Because in classical theory(like general relativity, electromagnetism), you have for example the Einstein equations which govern the dynamics and they are full deterministic.


The quantum state of a system is completely characterized by a state vector only when the system is a pure state. The state vector evolves in two different ways described by two postulates: the Schrödinger postulate (valid when there is no measurements) and the measurement postulate.

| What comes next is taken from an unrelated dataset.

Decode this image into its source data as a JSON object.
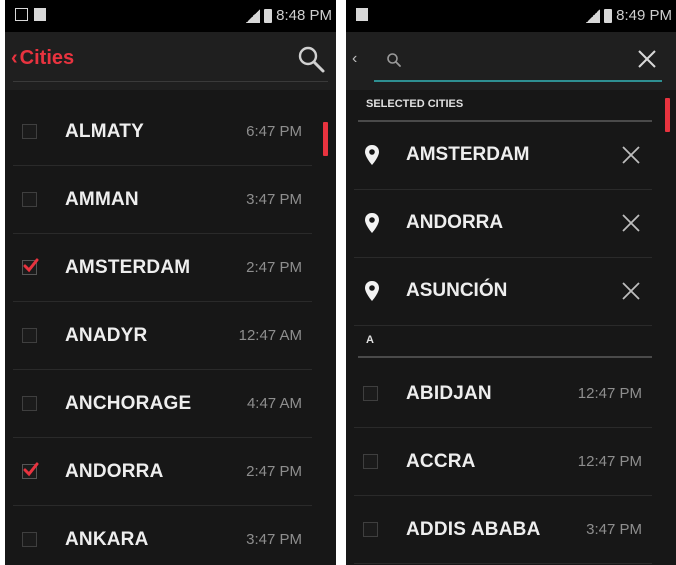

The Schrödinger postulate describes a deterministic and reversible evolution $U$. The measurement postulate describes a non-deterministic and irreversible evolution $R$.

$R$ is not derivable from $U$. In fact $R$ is incompatible with $U$, and that is the reason why the founder fathers introduced two evolution postulates in QM. Indeed, assuming an initial superposition of two states for the composite supersystem (system + apparatus + environment)

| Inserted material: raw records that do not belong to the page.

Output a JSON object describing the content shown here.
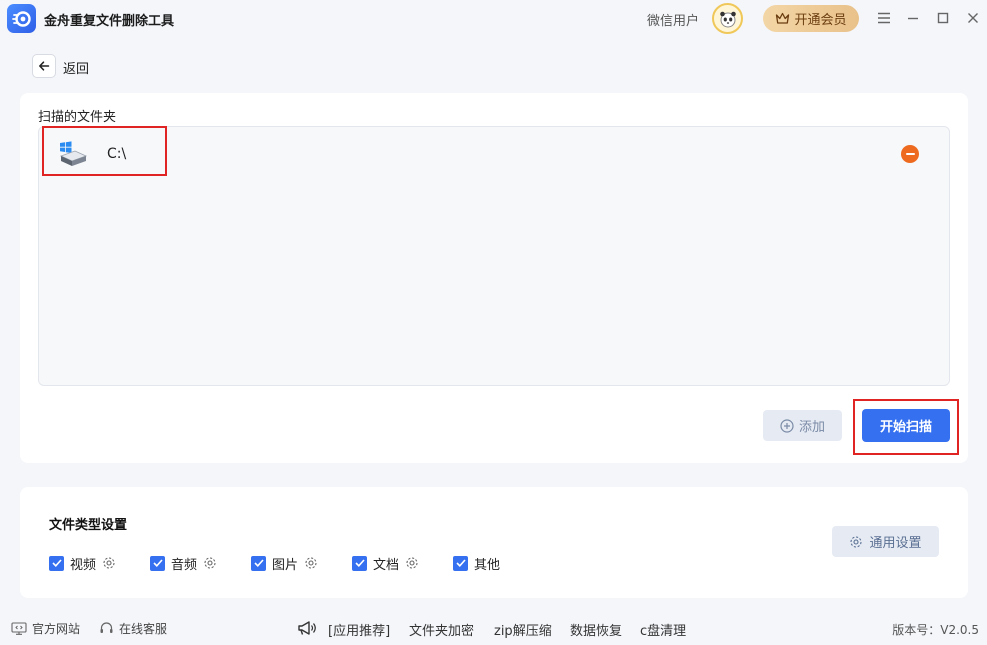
{
  "app": {
    "title": "金舟重复文件删除工具"
  },
  "header": {
    "user_name": "微信用户",
    "vip_label": "开通会员"
  },
  "nav": {
    "back_label": "返回"
  },
  "scan": {
    "section_label": "扫描的文件夹",
    "folders": [
      {
        "path": "C:\\"
      }
    ],
    "add_label": "添加",
    "start_label": "开始扫描"
  },
  "file_types": {
    "title": "文件类型设置",
    "items": [
      {
        "label": "视频",
        "checked": true,
        "has_settings": true
      },
      {
        "label": "音频",
        "checked": true,
        "has_settings": true
      },
      {
        "label": "图片",
        "checked": true,
        "has_settings": true
      },
      {
        "label": "文档",
        "checked": true,
        "has_settings": true
      },
      {
        "label": "其他",
        "checked": true,
        "has_settings": false
      }
    ],
    "general_settings_label": "通用设置"
  },
  "footer": {
    "official_site": "官方网站",
    "online_service": "在线客服",
    "recommend_label": "[应用推荐]",
    "recommend_apps": [
      "文件夹加密",
      "zip解压缩",
      "数据恢复",
      "c盘清理"
    ],
    "version": "版本号：V2.0.5"
  },
  "colors": {
    "accent": "#3470f0",
    "remove": "#ee6a1f",
    "highlight": "#e02424"
  }
}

$$|\Psi\rangle = a |A\rangle + b |B\rangle $$

the result of a measurement is either $|A\rangle$ or $|B\rangle$, but because these states are orthogonal, they cannot both have evolved from a single initial state by a deterministic, unitary evolution, since that $|A\rangle = U |\Psi\rangle$ and $|B\rangle = U |\Psi\rangle$ implies $\langle A|B\rangle = \langle\Psi |U^{*} U | \Psi\rangle = 1$, which is incompatible with the requirement of ortohogonality.

So, if the result of the measurement was $|B\rangle$, the evolution was $|B\rangle = R |\Psi\rangle$.

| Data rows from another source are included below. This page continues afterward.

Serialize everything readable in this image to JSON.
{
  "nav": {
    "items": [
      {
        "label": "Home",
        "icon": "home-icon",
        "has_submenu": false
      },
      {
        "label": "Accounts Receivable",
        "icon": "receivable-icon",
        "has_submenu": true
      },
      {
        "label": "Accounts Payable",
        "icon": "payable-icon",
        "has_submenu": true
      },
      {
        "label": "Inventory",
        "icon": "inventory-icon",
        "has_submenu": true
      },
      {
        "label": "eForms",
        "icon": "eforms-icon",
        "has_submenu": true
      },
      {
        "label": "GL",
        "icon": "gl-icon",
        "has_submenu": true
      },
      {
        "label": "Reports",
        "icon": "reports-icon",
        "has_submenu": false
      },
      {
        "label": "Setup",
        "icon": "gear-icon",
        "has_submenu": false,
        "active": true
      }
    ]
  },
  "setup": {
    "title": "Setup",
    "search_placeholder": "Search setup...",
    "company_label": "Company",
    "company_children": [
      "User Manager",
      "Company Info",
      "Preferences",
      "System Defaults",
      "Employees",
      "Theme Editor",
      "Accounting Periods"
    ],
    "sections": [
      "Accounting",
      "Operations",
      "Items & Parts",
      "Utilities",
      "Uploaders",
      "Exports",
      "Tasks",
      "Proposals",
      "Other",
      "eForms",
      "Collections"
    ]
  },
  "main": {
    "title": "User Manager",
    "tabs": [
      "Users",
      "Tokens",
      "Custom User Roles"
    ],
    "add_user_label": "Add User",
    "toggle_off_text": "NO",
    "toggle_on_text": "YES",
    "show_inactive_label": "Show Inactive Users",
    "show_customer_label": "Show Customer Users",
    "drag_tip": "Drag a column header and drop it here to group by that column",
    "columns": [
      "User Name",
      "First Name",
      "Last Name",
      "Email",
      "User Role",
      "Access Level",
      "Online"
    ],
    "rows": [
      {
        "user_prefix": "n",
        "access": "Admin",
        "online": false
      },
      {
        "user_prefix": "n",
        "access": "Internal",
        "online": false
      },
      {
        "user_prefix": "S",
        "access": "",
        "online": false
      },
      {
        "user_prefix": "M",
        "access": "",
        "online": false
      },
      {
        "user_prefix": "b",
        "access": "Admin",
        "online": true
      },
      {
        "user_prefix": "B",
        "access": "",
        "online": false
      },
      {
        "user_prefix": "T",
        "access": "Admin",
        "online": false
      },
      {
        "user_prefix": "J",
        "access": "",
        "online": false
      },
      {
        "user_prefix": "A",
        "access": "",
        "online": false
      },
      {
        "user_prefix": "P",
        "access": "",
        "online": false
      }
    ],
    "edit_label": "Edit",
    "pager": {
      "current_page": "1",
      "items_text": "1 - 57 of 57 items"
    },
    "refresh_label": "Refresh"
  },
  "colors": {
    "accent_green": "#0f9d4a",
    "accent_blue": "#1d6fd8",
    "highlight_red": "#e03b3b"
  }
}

The fact that QM is probabilistic and not deterministic is forced by the 4 rules stated below. This rules can not coexist logically to provide determinism. They lead without effort to the probablistic interpretation.

Yes, unfortunately (for me) I am not a physicist. So take this with a grain of salt.

Some thinking about this puzzling issue will make you have these conclusions based on well-known facts:

@Quantum world:

1) Entities have a 'spread' existence. (A kind of 'field of energy' which tries to 'fill' all space).

2) Entities have some 'oscilatory' existence. (Which gives rise to 'interference' phenomena).

3) Interactions between entities are 'discrete'. (They exchange 'quanta' of somestuff).

4) Interactions use the 'minimum amount' of some 'energy stuff'.

The interplaying of these facts is what gives rise to the non-determinism (probability) in QM.

Let's think of a simple example:

Suppose you have 3 entities A, B and C (a 1 sender & 2 receivers scenario), where A is the source of some perturbation to be sent to B and C at the 'same time'. Let's think of the perturbation in practical terms (i.e.: money) and assign it a unit of measure (dollars).

Now how would A send 2 dollars total to both of them (B & C)?

Well, A should give them 1 dollar each and problem solved!!!. However, there is a constraint here (remember #4) and that is: Interactions are only done with minimun currency!!!'.

With that in mind, how can A give B and C one cent (minimun currency) at the same time? Well, .. It can't!!!

At each time (interaction) A must choose between B or C to give away every cent until completes the 2 dollars to both of them. And if you think a little bit about it, you realize that the only objective solution for A must be to throw an imaginary coin each time to decide whom will receive the 1 cent!. [Of course, for this 1 sender & 2 receivers situation, a coin with 2 faces fits rigth!. But for others scenarios, the coin or dice will have to change.]

In the analog world of classical mechanics, A would send an infinite small amount of money to both of them (no minimum currency constraint and at the same time!) and what we will see is a beautiful continuous growing of B and C money pockets. No need to deal with probabilities!!!!.

If you think carefully, in plain simple terms, probability arise from the discrete nature of interactions between entities. This is the real deal which turns everything so strange and interesting.

[Hope this general and somewhat vague answer gives you a clue about why probability arise in the description offered by QM]

The question now is: Why it has to be like that?


Your Answer

By clicking “Post Your Answer”, you agree to our terms of service and acknowledge that you have read and understand our privacy policy and code of conduct.

Not the answer you're looking for? Browse other questions tagged or ask your own question.